According to Jack Lifton, loan guarantees and research and development are a start but, for the next two years at least, “the Chinese own the game.”
“We did ourselves in,” Lifton added. “We used to be the world’s great industrial power. Now, that title is shifting east. We have no one to blame but ourselves.”
A rare earths cooperative?
As a potential solution, Kennedy has argued for a federally sanctioned domestic “rare earth cooperative,” which would function along the lines of agricultural cooperatives, where producers share capital costs, transportation lines and infrastructure, and access to credit from the government. The cooperative would then guarantee supply to the Pentagon and other producers while maintaining environmental standards and technical safeguards not currently present in China.
In an effort to get the focus off of price, Margonelli has proposed changing the way people think about the ownership of rare earths.
“If you’re going to start down this path of making electric vehicles, all of which are dependent on rare earth magnets, you need to start thinking about these things as other than commodities,” she said.
She suggests that the government require the manufacturer of products like rare earth magnets to retain the title to them after they are sold, to encourage producers to recycle and repurpose the minerals after the consumer is finished with the product.
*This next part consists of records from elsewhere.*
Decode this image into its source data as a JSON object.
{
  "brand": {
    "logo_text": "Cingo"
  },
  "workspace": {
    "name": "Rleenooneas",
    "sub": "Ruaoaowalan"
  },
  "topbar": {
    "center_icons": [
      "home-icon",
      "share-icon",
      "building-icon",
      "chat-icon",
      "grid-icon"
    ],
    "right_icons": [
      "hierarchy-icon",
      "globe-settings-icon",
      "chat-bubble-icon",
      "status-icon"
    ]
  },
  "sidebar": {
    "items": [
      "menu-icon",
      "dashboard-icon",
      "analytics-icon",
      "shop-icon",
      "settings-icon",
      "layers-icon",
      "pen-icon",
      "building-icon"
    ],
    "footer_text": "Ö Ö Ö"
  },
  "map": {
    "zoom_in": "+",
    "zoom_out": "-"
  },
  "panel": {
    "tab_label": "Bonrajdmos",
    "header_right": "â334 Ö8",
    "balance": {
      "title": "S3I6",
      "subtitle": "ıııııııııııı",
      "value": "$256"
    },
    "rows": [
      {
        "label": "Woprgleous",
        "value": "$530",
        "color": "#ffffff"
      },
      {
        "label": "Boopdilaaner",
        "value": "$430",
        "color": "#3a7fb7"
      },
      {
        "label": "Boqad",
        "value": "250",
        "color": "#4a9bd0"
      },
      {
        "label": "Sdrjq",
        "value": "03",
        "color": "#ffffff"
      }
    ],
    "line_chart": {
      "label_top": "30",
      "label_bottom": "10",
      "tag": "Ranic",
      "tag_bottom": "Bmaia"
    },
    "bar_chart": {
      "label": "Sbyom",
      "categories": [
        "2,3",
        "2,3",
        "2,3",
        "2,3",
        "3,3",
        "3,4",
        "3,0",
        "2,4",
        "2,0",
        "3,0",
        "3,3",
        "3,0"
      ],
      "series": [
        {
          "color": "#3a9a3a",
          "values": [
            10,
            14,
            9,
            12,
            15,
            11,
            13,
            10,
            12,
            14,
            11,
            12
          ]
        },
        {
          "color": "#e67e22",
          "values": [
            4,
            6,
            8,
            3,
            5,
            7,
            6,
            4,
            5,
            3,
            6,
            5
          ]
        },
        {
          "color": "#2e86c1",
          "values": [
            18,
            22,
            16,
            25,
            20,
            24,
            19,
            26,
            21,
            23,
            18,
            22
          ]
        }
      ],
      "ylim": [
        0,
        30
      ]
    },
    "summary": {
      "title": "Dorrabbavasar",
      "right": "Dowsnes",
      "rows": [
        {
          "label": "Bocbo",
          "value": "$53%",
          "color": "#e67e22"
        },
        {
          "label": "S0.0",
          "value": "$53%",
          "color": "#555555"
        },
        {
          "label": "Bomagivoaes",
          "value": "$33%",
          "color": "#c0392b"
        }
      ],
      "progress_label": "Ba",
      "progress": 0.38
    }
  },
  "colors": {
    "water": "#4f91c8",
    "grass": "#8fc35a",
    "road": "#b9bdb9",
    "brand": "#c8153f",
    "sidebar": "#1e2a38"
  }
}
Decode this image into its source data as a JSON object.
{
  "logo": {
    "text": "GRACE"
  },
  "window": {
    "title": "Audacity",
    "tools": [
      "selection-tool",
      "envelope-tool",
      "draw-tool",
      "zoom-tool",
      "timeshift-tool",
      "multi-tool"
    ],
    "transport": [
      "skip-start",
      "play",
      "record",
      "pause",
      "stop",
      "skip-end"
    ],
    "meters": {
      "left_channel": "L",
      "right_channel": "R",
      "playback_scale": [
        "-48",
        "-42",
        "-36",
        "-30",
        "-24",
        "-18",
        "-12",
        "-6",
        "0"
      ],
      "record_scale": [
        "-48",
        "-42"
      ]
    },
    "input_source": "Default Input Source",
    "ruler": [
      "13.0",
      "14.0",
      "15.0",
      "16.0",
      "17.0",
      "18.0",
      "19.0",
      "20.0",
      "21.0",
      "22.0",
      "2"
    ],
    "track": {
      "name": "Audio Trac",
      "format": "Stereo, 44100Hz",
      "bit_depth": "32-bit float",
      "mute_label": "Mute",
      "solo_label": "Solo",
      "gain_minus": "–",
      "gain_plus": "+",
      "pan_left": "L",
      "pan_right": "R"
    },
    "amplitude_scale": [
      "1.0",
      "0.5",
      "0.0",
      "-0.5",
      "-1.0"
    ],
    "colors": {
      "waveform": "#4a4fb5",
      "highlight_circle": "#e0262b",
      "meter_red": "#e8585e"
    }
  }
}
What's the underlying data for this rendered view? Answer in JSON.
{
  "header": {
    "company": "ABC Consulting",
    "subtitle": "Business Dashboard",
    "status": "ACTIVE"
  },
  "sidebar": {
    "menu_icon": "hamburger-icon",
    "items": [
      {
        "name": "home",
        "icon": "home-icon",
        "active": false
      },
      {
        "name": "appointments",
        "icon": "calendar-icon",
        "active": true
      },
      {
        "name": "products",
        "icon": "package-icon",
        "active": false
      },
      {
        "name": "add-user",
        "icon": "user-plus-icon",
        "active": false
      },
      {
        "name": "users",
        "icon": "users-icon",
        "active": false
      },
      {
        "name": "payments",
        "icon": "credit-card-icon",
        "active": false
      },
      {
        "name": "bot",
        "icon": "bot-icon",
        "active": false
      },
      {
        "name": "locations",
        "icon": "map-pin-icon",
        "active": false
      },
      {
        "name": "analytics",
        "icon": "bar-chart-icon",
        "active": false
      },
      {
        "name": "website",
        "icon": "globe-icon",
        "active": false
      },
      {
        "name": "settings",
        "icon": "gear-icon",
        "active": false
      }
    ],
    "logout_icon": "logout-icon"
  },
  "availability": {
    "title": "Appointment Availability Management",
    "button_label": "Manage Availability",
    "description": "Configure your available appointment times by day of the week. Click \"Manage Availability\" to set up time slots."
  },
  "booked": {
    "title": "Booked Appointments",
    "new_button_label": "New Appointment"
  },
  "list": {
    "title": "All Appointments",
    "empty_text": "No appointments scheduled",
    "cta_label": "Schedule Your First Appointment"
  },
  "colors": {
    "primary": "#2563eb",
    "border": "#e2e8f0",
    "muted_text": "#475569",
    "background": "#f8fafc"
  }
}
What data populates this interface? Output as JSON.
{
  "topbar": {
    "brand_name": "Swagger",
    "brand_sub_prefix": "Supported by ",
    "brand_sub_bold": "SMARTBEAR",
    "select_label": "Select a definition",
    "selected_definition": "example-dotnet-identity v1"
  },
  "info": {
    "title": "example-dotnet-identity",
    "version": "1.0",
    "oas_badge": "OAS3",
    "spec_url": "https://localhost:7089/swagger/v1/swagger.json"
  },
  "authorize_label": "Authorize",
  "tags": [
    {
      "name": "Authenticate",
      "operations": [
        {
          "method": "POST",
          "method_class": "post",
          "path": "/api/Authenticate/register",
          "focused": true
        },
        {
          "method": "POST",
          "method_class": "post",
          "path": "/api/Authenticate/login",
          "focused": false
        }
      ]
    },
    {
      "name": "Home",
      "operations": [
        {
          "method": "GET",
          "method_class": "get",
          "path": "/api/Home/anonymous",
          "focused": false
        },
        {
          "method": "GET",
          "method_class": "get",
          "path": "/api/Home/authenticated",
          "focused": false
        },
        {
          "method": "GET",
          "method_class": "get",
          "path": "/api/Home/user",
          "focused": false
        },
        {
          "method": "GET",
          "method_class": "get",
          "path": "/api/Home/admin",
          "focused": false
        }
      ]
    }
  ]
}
“Then, they’re making more of a capital investment than they are making a commodity investment,” she said. “If we change our thinking about the ownership of these strategic components, then it also starts to change the price points and the decisions that are made.”